Some would argue that many types of infrastructure are too public in nature to be left to P3s. In other words, projects with pure public benefits would be under-provided by P3s due an unwillingness to pay by users of “the commons”. Yet there is no rule limiting the public role in the design of a public-private partnership, whether that refers to physical development, operation, or funding. Presumably, the more “public” (and non-exclusive) the benefits, the greater the share of development and maintenance costs that should be funded by government. Whether a piece of true public infrastructure should be funded is a standard question of public finance. Assuming it should, there is likely to be a significant role for private builders and operators. Finally, P3’s do not eliminate the potential for graft. Public review and ongoing regulation would still be demanded. In a sense, P3s are all formalized corporatist efforts, but a key difference relative to current practice is the use and risk of private capital rather than public funds. Ultimately, that won’t matter if failed developments are bailed out by public “partners”. The assets of a failed infrastructure project must be sold off to the highest bidder, presumably at a steep discount.
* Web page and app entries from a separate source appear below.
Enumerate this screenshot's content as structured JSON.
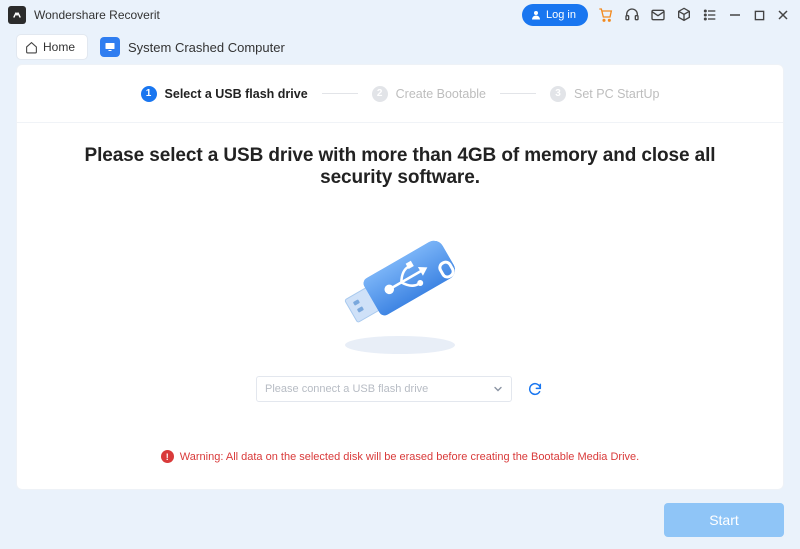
{
  "titlebar": {
    "app_title": "Wondershare Recoverit",
    "login_label": "Log in"
  },
  "crumb": {
    "home_label": "Home",
    "page_label": "System Crashed Computer"
  },
  "stepper": {
    "step1": {
      "num": "1",
      "label": "Select a USB flash drive"
    },
    "step2": {
      "num": "2",
      "label": "Create Bootable"
    },
    "step3": {
      "num": "3",
      "label": "Set PC StartUp"
    }
  },
  "main": {
    "headline": "Please select a USB drive with more than 4GB of memory and close all security software.",
    "select_placeholder": "Please connect a USB flash drive",
    "warning_text": "Warning: All data on the selected disk will be erased before creating the Bootable Media Drive."
  },
  "footer": {
    "start_label": "Start"
  }
}
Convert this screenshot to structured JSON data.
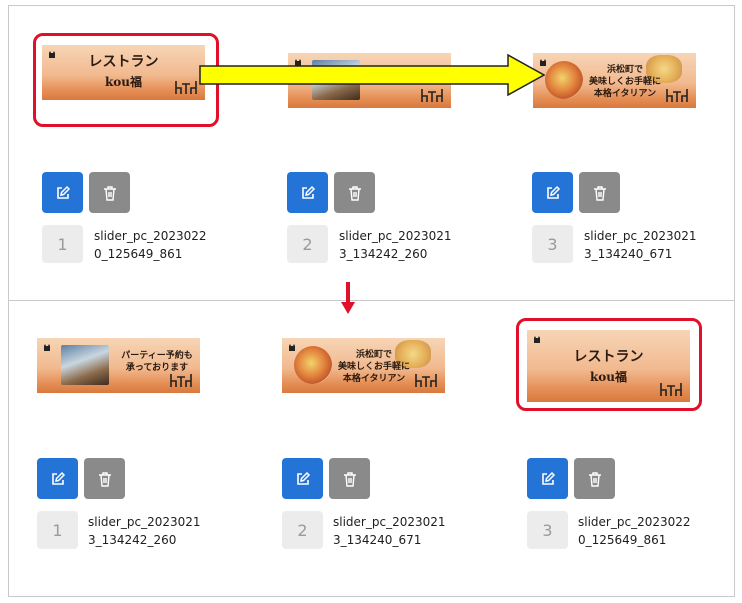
{
  "banners": {
    "restaurant": {
      "line1": "レストラン",
      "line2": "kou福"
    },
    "party": {
      "line1": "パーティー予約も",
      "line2": "承っております"
    },
    "italian": {
      "line1": "浜松町で",
      "line2": "美味しくお手軽に",
      "line3": "本格イタリアン"
    }
  },
  "before": {
    "items": [
      {
        "num": "1",
        "name1": "slider_pc_2023022",
        "name2": "0_125649_861",
        "banner": "restaurant"
      },
      {
        "num": "2",
        "name1": "slider_pc_2023021",
        "name2": "3_134242_260",
        "banner": "party"
      },
      {
        "num": "3",
        "name1": "slider_pc_2023021",
        "name2": "3_134240_671",
        "banner": "italian"
      }
    ]
  },
  "after": {
    "items": [
      {
        "num": "1",
        "name1": "slider_pc_2023021",
        "name2": "3_134242_260",
        "banner": "party"
      },
      {
        "num": "2",
        "name1": "slider_pc_2023021",
        "name2": "3_134240_671",
        "banner": "italian"
      },
      {
        "num": "3",
        "name1": "slider_pc_2023022",
        "name2": "0_125649_861",
        "banner": "restaurant"
      }
    ]
  },
  "icons": {
    "edit": "edit-icon",
    "delete": "trash-icon",
    "move_right": "arrow-right-icon",
    "move_down": "arrow-down-icon"
  },
  "colors": {
    "edit_button": "#2473d6",
    "delete_button": "#8a8a8a",
    "highlight": "#e0102a",
    "arrow_fill": "#ffff00",
    "down_arrow": "#e0102a"
  }
}
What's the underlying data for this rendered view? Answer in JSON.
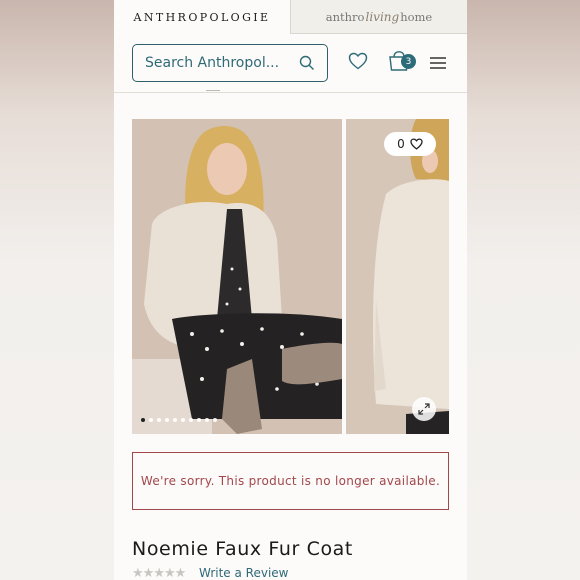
{
  "header": {
    "tab_primary": "ANTHROPOLOGIE",
    "tab_secondary_pre": "anthro",
    "tab_secondary_script": "living",
    "tab_secondary_post": "home"
  },
  "search": {
    "placeholder": "Search Anthropol..."
  },
  "cart": {
    "count": "3"
  },
  "gallery": {
    "favorites_count": "0",
    "slide_count": 10,
    "active_slide": 1
  },
  "product": {
    "unavailable_message": "We're sorry. This product is no longer available.",
    "name": "Noemie Faux Fur Coat",
    "rating_stars": 5,
    "write_review_label": "Write a Review"
  },
  "colors": {
    "accent": "#2f6a77",
    "alert": "#a2474c",
    "badge": "#2c6c79"
  }
}
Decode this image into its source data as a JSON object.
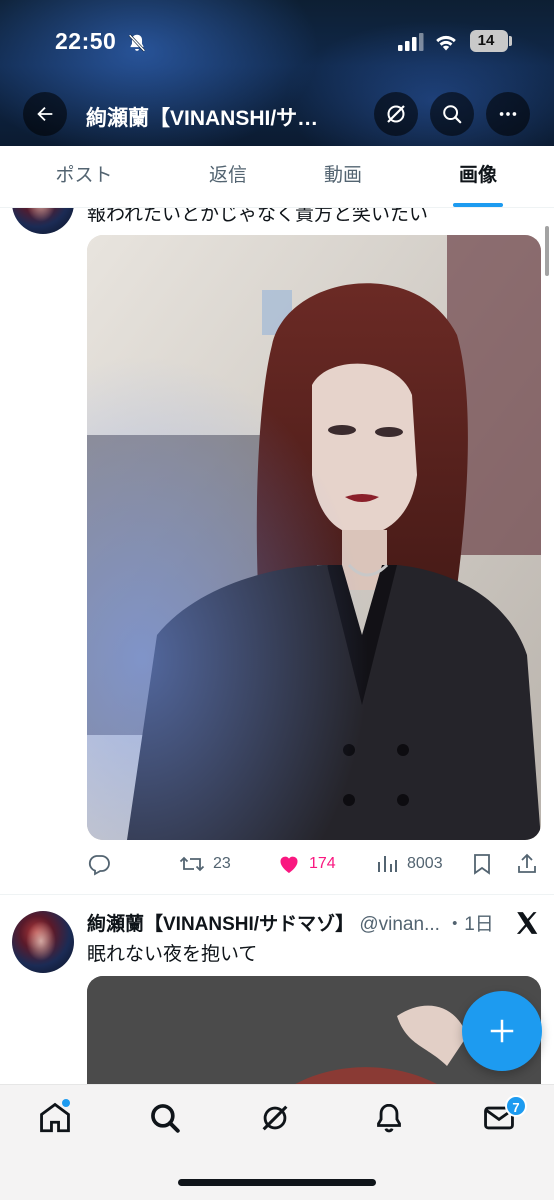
{
  "status_bar": {
    "time": "22:50",
    "battery": "14"
  },
  "header": {
    "title": "絢瀬蘭【VINANSHI/サ…",
    "icons": [
      "back-arrow-icon",
      "grok-icon",
      "search-icon",
      "more-icon"
    ]
  },
  "tabs": [
    {
      "label": "ポスト",
      "active": false
    },
    {
      "label": "返信",
      "active": false
    },
    {
      "label": "動画",
      "active": false
    },
    {
      "label": "画像",
      "active": true
    }
  ],
  "tweet1": {
    "text": "報われたいとかじゃなく貴方と笑いたい",
    "replies": "",
    "retweets": "23",
    "likes": "174",
    "views": "8003",
    "liked": true,
    "like_color": "#f91880"
  },
  "tweet2": {
    "name": "絢瀬蘭【VINANSHI/サドマゾ】",
    "handle": "@vinan...",
    "age": "・1日",
    "text": "眠れない夜を抱いて"
  },
  "bottom_nav": {
    "items": [
      "home-icon",
      "search-icon",
      "grok-icon",
      "notifications-icon",
      "messages-icon"
    ],
    "messages_badge": "7"
  },
  "colors": {
    "accent": "#1d9bf0",
    "text_primary": "#0f1419",
    "text_secondary": "#536471"
  }
}
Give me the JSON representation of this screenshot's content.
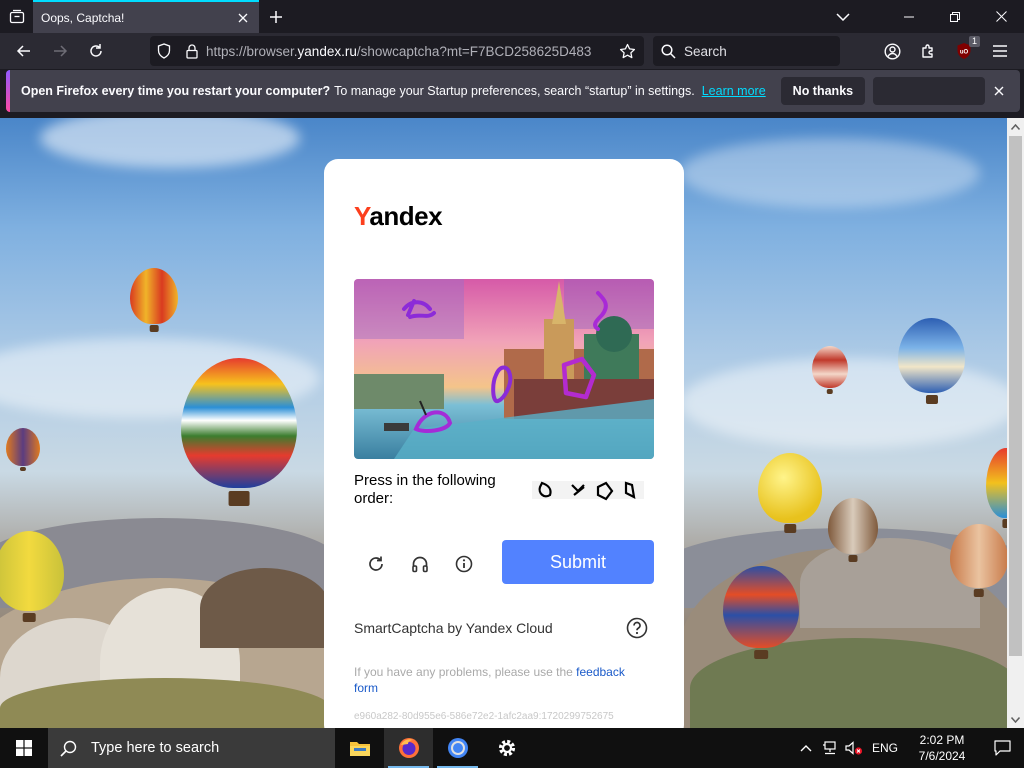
{
  "browser": {
    "tab": {
      "title": "Oops, Captcha!"
    },
    "url": {
      "prefix": "https://browser.",
      "domain": "yandex.ru",
      "suffix": "/showcaptcha?mt=F7BCD258625D483"
    },
    "search": {
      "placeholder": "Search"
    },
    "extension_badge": "1"
  },
  "notification": {
    "strong_text": "Open Firefox every time you restart your computer?",
    "text": "To manage your Startup preferences, search “startup” in settings.",
    "link": "Learn more",
    "dismiss_button": "No thanks",
    "accept_button": ""
  },
  "captcha": {
    "logo_first_letter": "Y",
    "logo_rest": "andex",
    "instruction": "Press in the following order:",
    "submit": "Submit",
    "branding": "SmartCaptcha by Yandex Cloud",
    "problems_text": "If you have any problems, please use the",
    "feedback_link": "feedback form",
    "request_id": "e960a282-80d955e6-586e72e2-1afc2aa9:1720299752675",
    "colors": {
      "submit": "#5282ff",
      "logo_accent": "#fc3f1d",
      "link": "#1a5ac9"
    }
  },
  "taskbar": {
    "search_placeholder": "Type here to search",
    "language": "ENG",
    "time": "2:02 PM",
    "date": "7/6/2024",
    "apps": [
      "file-explorer",
      "firefox",
      "chrome",
      "settings"
    ]
  }
}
The standard narrative is that America suffers from substandard infrastructure is highly misleading. There are certainly needs that should be met, many with urgency, and there will always be a series of worthwhile repairs and replacements that require funding. Using P3s to accomplish these objectives demands recognition that 1) users typically derive significant private benefits from infrastructure; and 2) use is often underpriced, especially with respect to allocating capital costs. Infrastructure development can be encouraged by inducing private firms to put “skin in the game”. High-risk but potentially valuable projects might have trouble attracting private funds, of course, and that is as it should be. Politicians might ask taxpayers to fund such a project rather than shopping it to private developers. It therefore behooves voter/taxpayers to evaluate the benefits and sustainability of the project with the utmost skepticism.
Postscript: The image at the top of this post prompts me to reflect on whether a starship is infrastructure. It is certainly a transportation system. Is it a public good? In a large sense, the diversification offered by spreading humanity across multiple worlds can be viewed as a benefit to mankind in the future. But rides on the starship would offer private benefits, depending on one’s sense of adventure as well as the prospects for the home planet. Those private benefits, and the voluntary payments they induce, just might get it done.